My 100-Year Plan: What’s Built to Last?

I love working in venture capital. It’s an honor and a privilege to support entrepreneurs and teams reimagining the future. Sometimes these companies create lasting value through a product or service offered, or through the creation of jobs and community. In the best (and most magical) cases, it’s both. I also meet founders who are on a race to the top and more short-term in their thinking, oftentimes an unfortunate bi-product of an industry that can reward short-term value (i.e. a prestigious funding headline and quick exit). Whatever the motivation, I find the most inspiration in those building with a much longer horizon in sight.

This past summer I joined Breakout for a tour of downtown Los Angeles with community-minded leaders, stopping by RVCC Intersect for coffee with founder Chris Adams. Chris spoke of his affection for the early days of downtown Los Angeles and the 100-year development plan resulting in the city we know today. He closed with a question and challenge: “What’s built to last?” In the case of downtown L.A., there was a blueprint for a city, buildings, and common place where people would gather, live, and continue building upon 100 years later. This concept of innovating with 100 years of value in mind resonated, especially on the heels of countless discussions with entrepreneurs around long-term value creation.

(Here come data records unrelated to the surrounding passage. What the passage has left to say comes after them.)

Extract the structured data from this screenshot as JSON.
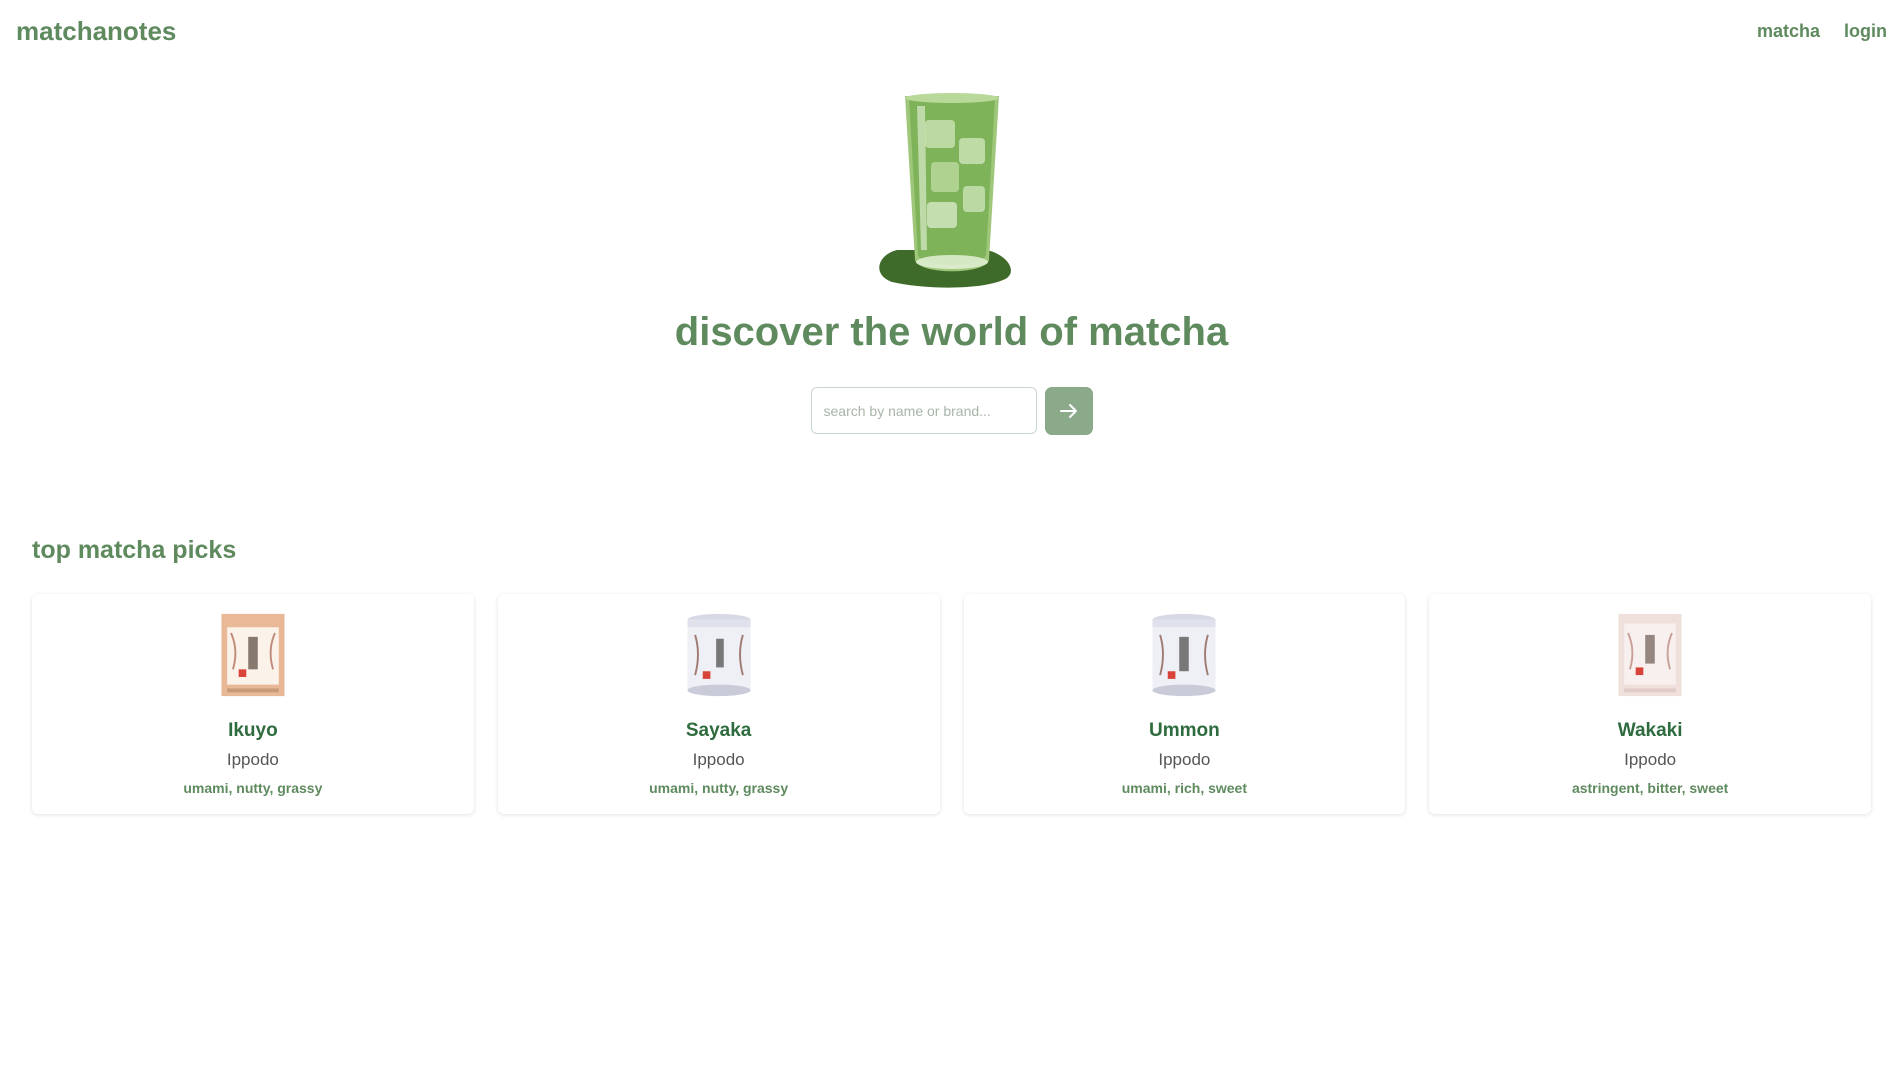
{
  "header": {
    "brand": "matchanotes",
    "nav": [
      "matcha",
      "login"
    ]
  },
  "hero": {
    "image": "iced-matcha-glass",
    "title": "discover the world of matcha"
  },
  "search": {
    "placeholder": "search by name or brand...",
    "value": "",
    "button_icon": "arrow-right-icon"
  },
  "picks": {
    "title": "top matcha picks",
    "items": [
      {
        "name": "Ikuyo",
        "brand": "Ippodo",
        "notes": "umami, nutty, grassy",
        "package": "box",
        "package_color": "#e9b896"
      },
      {
        "name": "Sayaka",
        "brand": "Ippodo",
        "notes": "umami, nutty, grassy",
        "package": "tin",
        "package_color": "#eef0f6"
      },
      {
        "name": "Ummon",
        "brand": "Ippodo",
        "notes": "umami, rich, sweet",
        "package": "tin",
        "package_color": "#eef0f6"
      },
      {
        "name": "Wakaki",
        "brand": "Ippodo",
        "notes": "astringent, bitter, sweet",
        "package": "box",
        "package_color": "#efe0dc"
      }
    ]
  },
  "colors": {
    "brand_green": "#5e8a5e",
    "name_green": "#2e6b3e",
    "button_green": "#8aaa8a",
    "matcha_green": "#7fb35a",
    "shadow_green": "#3f6b2a"
  }
}
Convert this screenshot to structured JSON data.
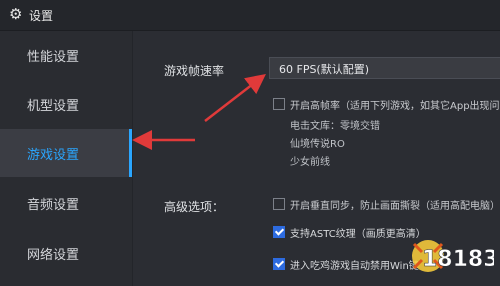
{
  "window": {
    "title": "设置"
  },
  "sidebar": {
    "items": [
      {
        "label": "性能设置"
      },
      {
        "label": "机型设置"
      },
      {
        "label": "游戏设置"
      },
      {
        "label": "音频设置"
      },
      {
        "label": "网络设置"
      }
    ]
  },
  "game_settings": {
    "fps_label": "游戏帧速率",
    "fps_value": "60 FPS(默认配置)",
    "high_fps_option": "开启高帧率（适用下列游戏，如其它App出现问",
    "high_fps_games": [
      "电击文库：零境交错",
      "仙境传说RO",
      "少女前线"
    ],
    "advanced_label": "高级选项：",
    "advanced_options": [
      {
        "label": "开启垂直同步，防止画面撕裂（适用高配电脑）",
        "checked": false
      },
      {
        "label": "支持ASTC纹理（画质更高清）",
        "checked": true
      },
      {
        "label": "进入吃鸡游戏自动禁用Win键",
        "checked": true
      }
    ]
  },
  "annotation_color": "#e03a3a",
  "accent_color": "#2aa6ff",
  "watermark": {
    "text": "18183"
  }
}
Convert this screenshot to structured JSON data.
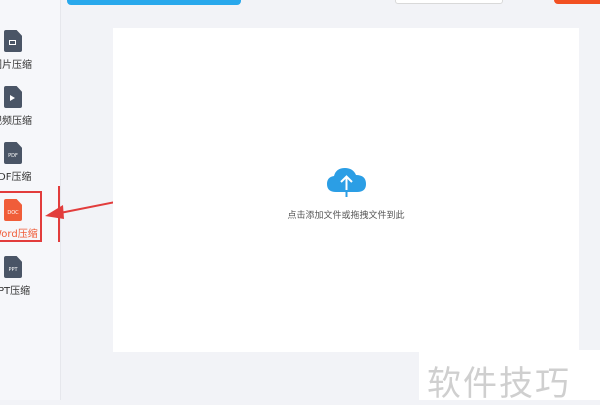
{
  "sidebar": {
    "items": [
      {
        "label": "图片压缩",
        "icon": "image-file-icon",
        "tag": ""
      },
      {
        "label": "视频压缩",
        "icon": "video-file-icon",
        "tag": ""
      },
      {
        "label": "PDF压缩",
        "icon": "pdf-file-icon",
        "tag": "PDF"
      },
      {
        "label": "Word压缩",
        "icon": "doc-file-icon",
        "tag": "DOC",
        "active": true
      },
      {
        "label": "PPT压缩",
        "icon": "ppt-file-icon",
        "tag": "PPT"
      }
    ]
  },
  "dropzone": {
    "hint": "点击添加文件或拖拽文件到此",
    "icon": "cloud-upload-icon"
  },
  "watermark": {
    "text": "软件技巧"
  },
  "colors": {
    "accent": "#29a8ec",
    "active": "#f05d39",
    "annotation": "#e23c3c",
    "icon_dark": "#4a5566"
  }
}
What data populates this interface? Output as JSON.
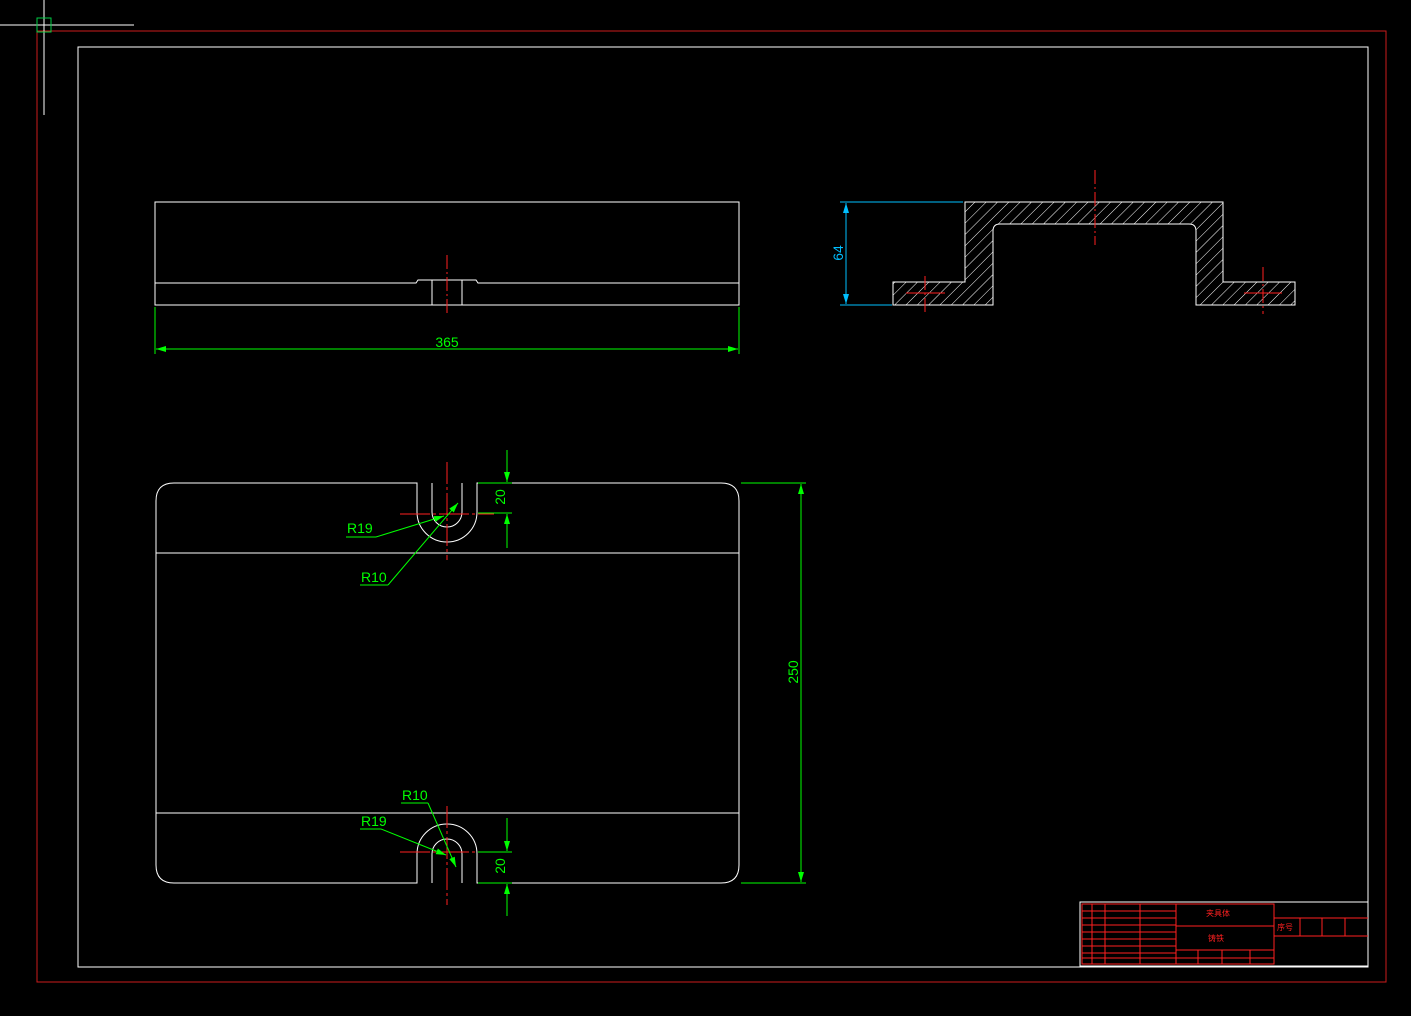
{
  "app": {
    "background_color": "#000000",
    "cursor": {
      "name": "crosshair-cursor",
      "color": "#ffffff",
      "pickbox_color": "#00cc44"
    }
  },
  "colors": {
    "outline": "#ffffff",
    "dimension": "#00ff00",
    "centerline": "#ff2020",
    "border_outer": "#cc1b1b",
    "border_inner": "#ffffff",
    "section_dimension": "#00bfff",
    "hatch": "#ffffff"
  },
  "drawing": {
    "front_view": {
      "width_dim": "365"
    },
    "section_view": {
      "height_dim": "64"
    },
    "plan_view": {
      "height_dim": "250",
      "top_slot": {
        "r_outer": "R19",
        "r_inner": "R10",
        "depth_dim": "20"
      },
      "bottom_slot": {
        "r_outer": "R19",
        "r_inner": "R10",
        "depth_dim": "20"
      }
    }
  },
  "title_block": {
    "part_name": "夹具体",
    "material": "铸铁",
    "seq_label": "序号"
  }
}
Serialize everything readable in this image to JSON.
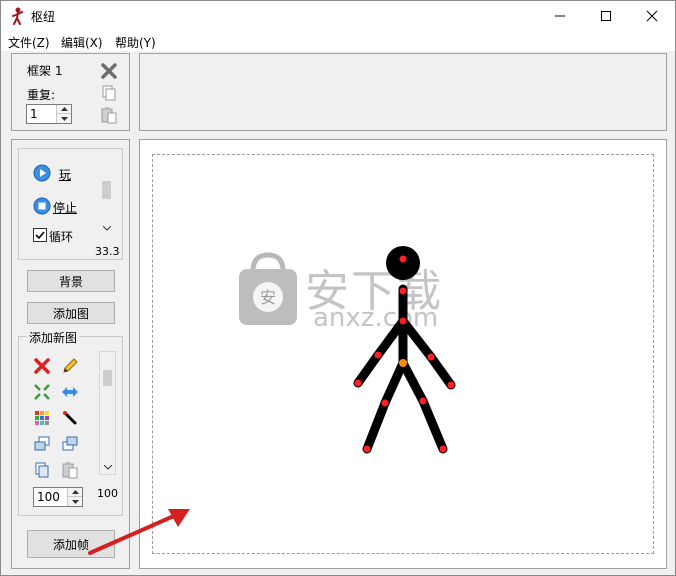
{
  "window": {
    "title": "枢纽"
  },
  "menu": {
    "items": [
      "文件(Z)",
      "编辑(X)",
      "帮助(Y)"
    ]
  },
  "frame_panel": {
    "frame_label": "框架 1",
    "repeat_label": "重复:",
    "repeat_value": "1"
  },
  "playback": {
    "play_label": "玩",
    "stop_label": "停止",
    "loop_label": "循环",
    "loop_checked": true,
    "speed_value": "33.3"
  },
  "buttons": {
    "background": "背景",
    "add_image": "添加图",
    "add_frame": "添加帧"
  },
  "figures_panel": {
    "title": "添加新图",
    "size_value": "100",
    "scale_label": "100"
  },
  "watermark": {
    "text_top": "安下载",
    "text_bottom": "anxz.com"
  },
  "colors": {
    "figure": "#000000",
    "joint": "#ff2020",
    "center_joint": "#ff8c00",
    "arrow": "#d42020"
  }
}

2017 happened to carry special significance for me, marking 100 years since my grandparents came to the United States from their hometown of Ocampo, Mexico. Born in 1890 and 1895 respectively, my grandfather and grandmother lived in a very different world than I do today. In 1917 they packed their bags, grabbed their loved ones, and fled the Mexican Revolution by train, traveling over 1,100 miles to the small, dusty town of Clovis, New Mexico. My grandfather was a laborer and accepted an offer to help build the southwestern railroad with the promise of land, citizenship, and a meager income to support his growing family. They would go on to raise ten children in their small adobe home (my father the youngest born in 1934), resulting in hundreds of descendants who are now scientists, lawyers, judges, doctors, teachers, artists, and even venture capitalists.

A rare photo of my grandparents Encarnación and Luz from the 1920s

I wonder if my grandparents ever thought about the year 2017 or what would come of their move to the U.S. There were many near-term motivations to make the journey, namely safety, security, and opportunity for their young family. Little did they know the tremendous impact they would have on the hundreds of people — myself included — who represent the fruits of their labor starting with that slow and dusty train ride 100 years ago.

Here I am a century later drafting this thing called a blog on my laptop 37,022 feet in the sky (on the post-Christmas SFO-BNA flight to our new home). 2017 was the year my husband and I packed our bags and relocated to Nashville, Tennessee. I can’t help but reflect on the motivations behind grand moves and seemingly big decisions, both short and long-term. What motivates us to act?

I find myself at the start of my very own 100-year plan, armed with 100 years of trails blazed by those who came before me. Looking ahead to 2018, I’ve decided to break ground in Nashville with the mantra of ‘built to last’. I can pursue this a number of ways — whether I continue building communities of values-aligned people pushing boundaries in the name of progress, or in the creation of tech that will transform the way future generations live.

Whatever form this all takes, I know I won’t stop building. After all, I do come from a long line of builders.